The elderly cannot readily cope with extremes of temperature and death rates are rising. The poor cannot afford to adapt their homes to improve insulation levels nor can they afford house insurance against flooding and fires as these becomes more frequent. Not can the poor readily move to more amenable climes. Islanders and those living along river deltas cannot stop rising sea levels from destroying their homes. Farmers cannot adapt practices quick enough to cope with extreme weather conditions. Young children cannot survive as drinking water supplies dwindle to nothing.

All this because we did not pay heed to the warnings, we did not stop polluting the atmosphere with more and more carbon dioxide. Instead we have kept our focus on our everyday habits – school run refuel the car, laundry in the tumble dryer, Sunday lunch roast beef, half term holiday in the sun- and ignored the long term direction of the climate crisis. We have not wanted to admit our responsibility for climate change, not even accepting that we might have been unknowingly guilty of causing harm. Nor have we wanted to change our lifestyles, our habits of a life time – to forgo our metaphorical seats in the synagogue – or loose the respectful comfort of western citizenship.

Surely, we said, this problem is so big it must be a problem for governments, big businesses and world organisations to deal with? It must be their responsibility not ours. And if they act as if there is no emergency, no urgency to act, should we not follow their lead and let things sort themselves out?

We are happy to do the small things, to reuse our plastic carrier bags, recycle the newspapers, buy an eco friendly hammock for the garden and make sure our new T-shirt is made from organic cotton.

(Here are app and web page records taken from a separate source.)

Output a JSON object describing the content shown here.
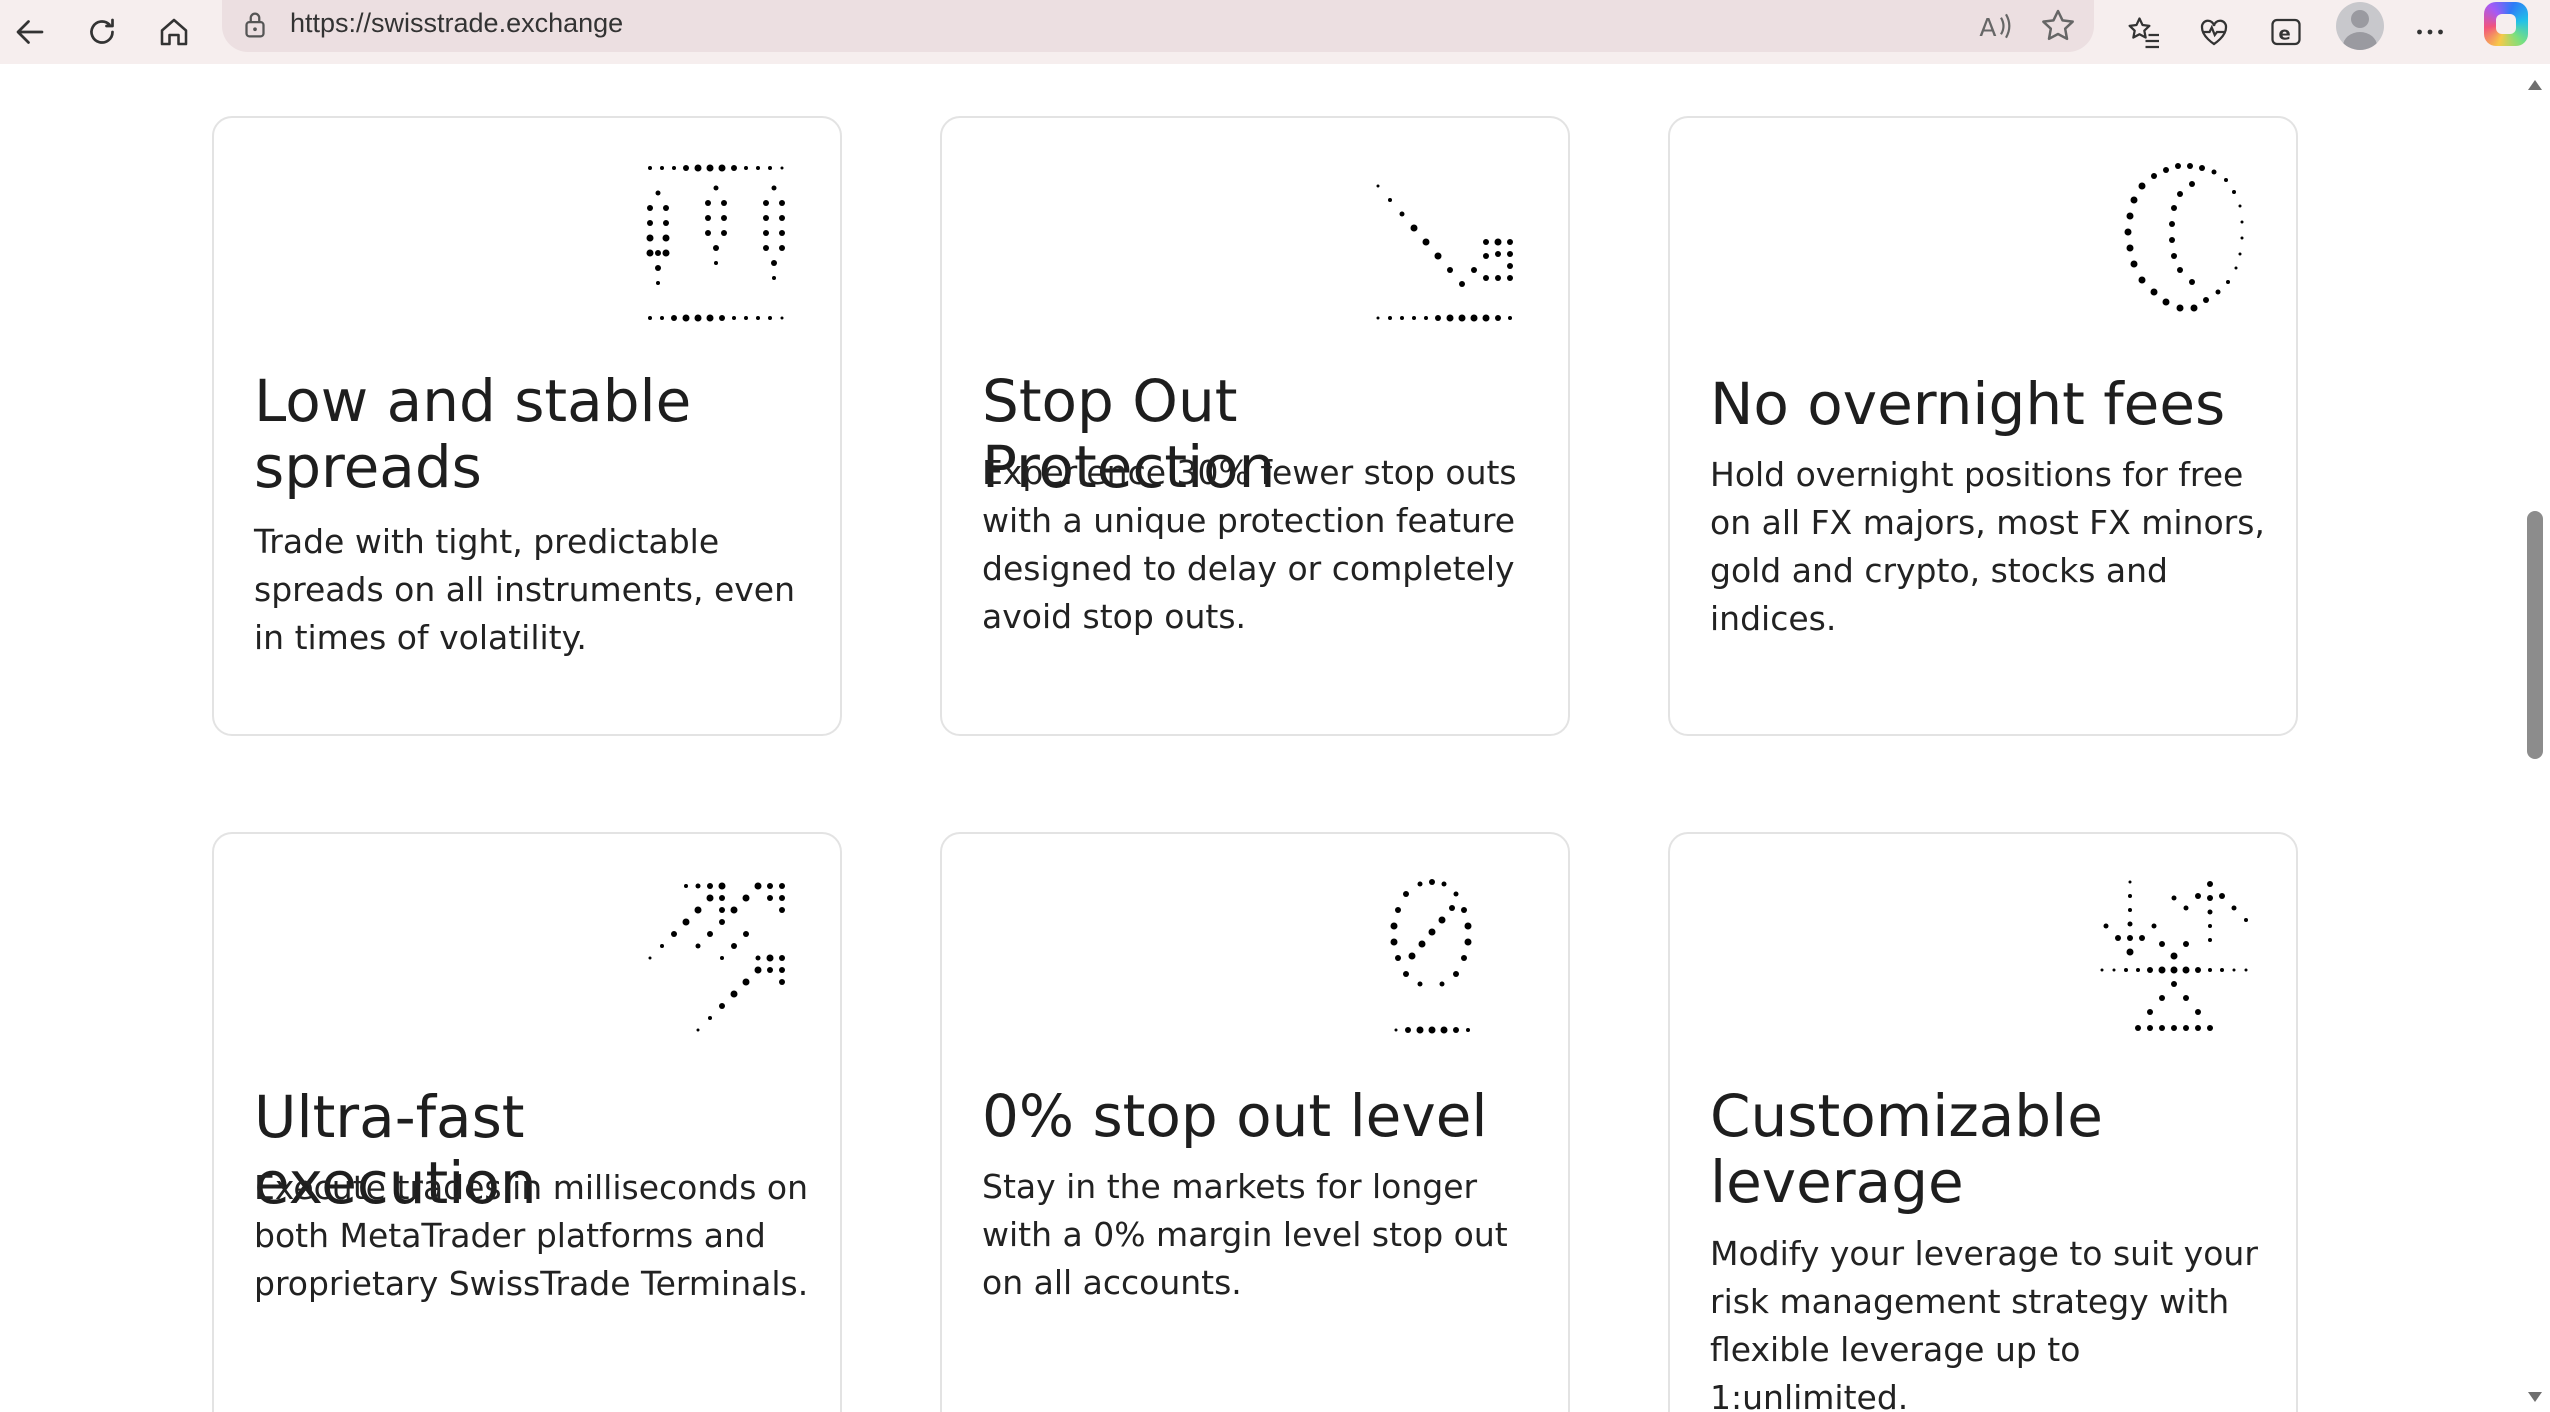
{
  "browser": {
    "url": "https://swisstrade.exchange",
    "icons": [
      "back-arrow-icon",
      "refresh-icon",
      "home-icon",
      "lock-icon",
      "read-aloud-icon",
      "favorite-star-icon",
      "favorites-list-icon",
      "browser-essentials-icon",
      "internet-explorer-mode-icon",
      "profile-avatar",
      "more-options-icon",
      "copilot-icon"
    ]
  },
  "features": [
    {
      "icon": "candlestick-chart-icon",
      "title": "Low and stable spreads",
      "text": "Trade with tight, predictable spreads on all instruments, even in times of volatility."
    },
    {
      "icon": "trend-down-arrow-icon",
      "title": "Stop Out Protection",
      "text": "Experience 30% fewer stop outs with a unique protection feature designed to delay or completely avoid stop outs."
    },
    {
      "icon": "moon-night-icon",
      "title": "No overnight fees",
      "text": "Hold overnight positions for free on all FX majors, most FX minors, gold and crypto, stocks and indices."
    },
    {
      "icon": "double-arrow-up-right-icon",
      "title": "Ultra-fast execution",
      "text": "Execute trades in milliseconds on both MetaTrader platforms and proprietary SwissTrade Terminals."
    },
    {
      "icon": "zero-percent-gauge-icon",
      "title": "0% stop out level",
      "text": "Stay in the markets for longer with a 0% margin level stop out on all accounts."
    },
    {
      "icon": "leverage-scale-icon",
      "title": "Customizable leverage",
      "text": "Modify your leverage to suit your risk management strategy with flexible leverage up to 1:unlimited."
    }
  ],
  "colors": {
    "card_border": "#e3e3e3",
    "text": "#1e1e1e",
    "toolbar": "#f6eeee",
    "address_bar": "#ecdfe1"
  }
}
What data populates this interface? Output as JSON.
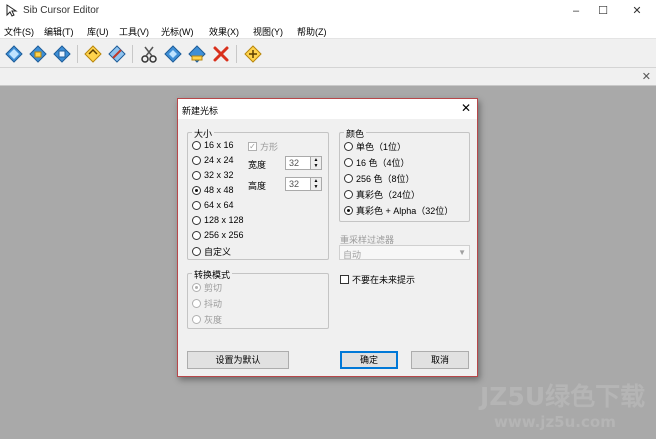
{
  "window": {
    "title": "Sib Cursor Editor",
    "controls": {
      "minimize": "–",
      "maximize": "☐",
      "close": "✕"
    }
  },
  "menu": [
    "文件(S)",
    "编辑(T)",
    "库(U)",
    "工具(V)",
    "光标(W)",
    "效果(X)",
    "视图(Y)",
    "帮助(Z)"
  ],
  "toolbar": {
    "buttons": [
      "new-icon",
      "open-icon",
      "save-icon",
      "library-icon",
      "edit-icon",
      "cut-icon",
      "copy-icon",
      "paste-icon",
      "delete-icon",
      "tool-icon"
    ]
  },
  "document": {
    "close_glyph": "✕"
  },
  "dialog": {
    "title": "新建光标",
    "close_glyph": "✕",
    "size_group": {
      "legend": "大小",
      "options": [
        "16 x 16",
        "24 x 24",
        "32 x 32",
        "48 x 48",
        "64 x 64",
        "128 x 128",
        "256 x 256",
        "自定义"
      ],
      "selected": "48 x 48",
      "square_label": "方形",
      "square_checked": true,
      "width_label": "宽度",
      "width_value": "32",
      "height_label": "高度",
      "height_value": "32"
    },
    "color_group": {
      "legend": "颜色",
      "options": [
        "单色（1位）",
        "16 色（4位）",
        "256 色（8位）",
        "真彩色（24位）",
        "真彩色 + Alpha（32位）"
      ],
      "selected": "真彩色 + Alpha（32位）"
    },
    "resample": {
      "label": "重采样过滤器",
      "value": "自动"
    },
    "convert_group": {
      "legend": "转换模式",
      "options": [
        "剪切",
        "抖动",
        "灰度"
      ],
      "selected": "剪切"
    },
    "dont_show_label": "不要在未来提示",
    "dont_show_checked": false,
    "buttons": {
      "set_default": "设置为默认",
      "ok": "确定",
      "cancel": "取消"
    }
  },
  "watermark": {
    "brand": "JZ5U绿色下载",
    "url": "www.jz5u.com"
  },
  "colors": {
    "dialog_border": "#b7474a",
    "workspace": "#a9a9a9",
    "accent": "#0078d7"
  }
}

But to address the big problem, to seek love and justice for the earth and all its inhabitants, is beyond what we can even imagine. 

But in the background there have been people calling for and working for change. People who see the problem for what it is and see the scale and urgency of the changes needed. People who are prepared to stand up and stand out and say it like it is. 

And where in all this is the church? Where in all this are those who are followers of Christ? Where is the leadership, the penitence, the will to turn things round? Why are we still counting out our tithe of mint and rue whilst supporting a vast carbon producing, fossil fuel dependent economy?

Falling in Love Again

The world around us is full of curious, beautiful and amazing things. As small children our curiosity and our amazement knew no bounds. Every day would produce novelties- things to see, things to chew or eat, things to grab and hold, things to poke and explore. 

As we have grow older we have often lost that sense of wonder. Things that were new have become mundane. In the rush to be busy, small things flop below the radar. Decorum dictates that we shouldn’t prod or lick things and, unless we’re wine tasters, swirling stuff around our mouth and spitting are frowned upon. Stopping suddenly just to look is discouraged – it interrupts the flow of traffic. Daily routines take over. 

And our love for the world wains and falters. 

Today begins the season of creation-tide which runs from 1st September till 4th October, the Feast of St Francis. Let’s fall in love again with creation. 

Snails may be slimy, commonplace and the bane of gardeners but look again ! They are beautiful, with muted colours, a fluid muscular body and a wonderful spiralling shell. This is a white lipped snail, one of many which has occupied our garden this year.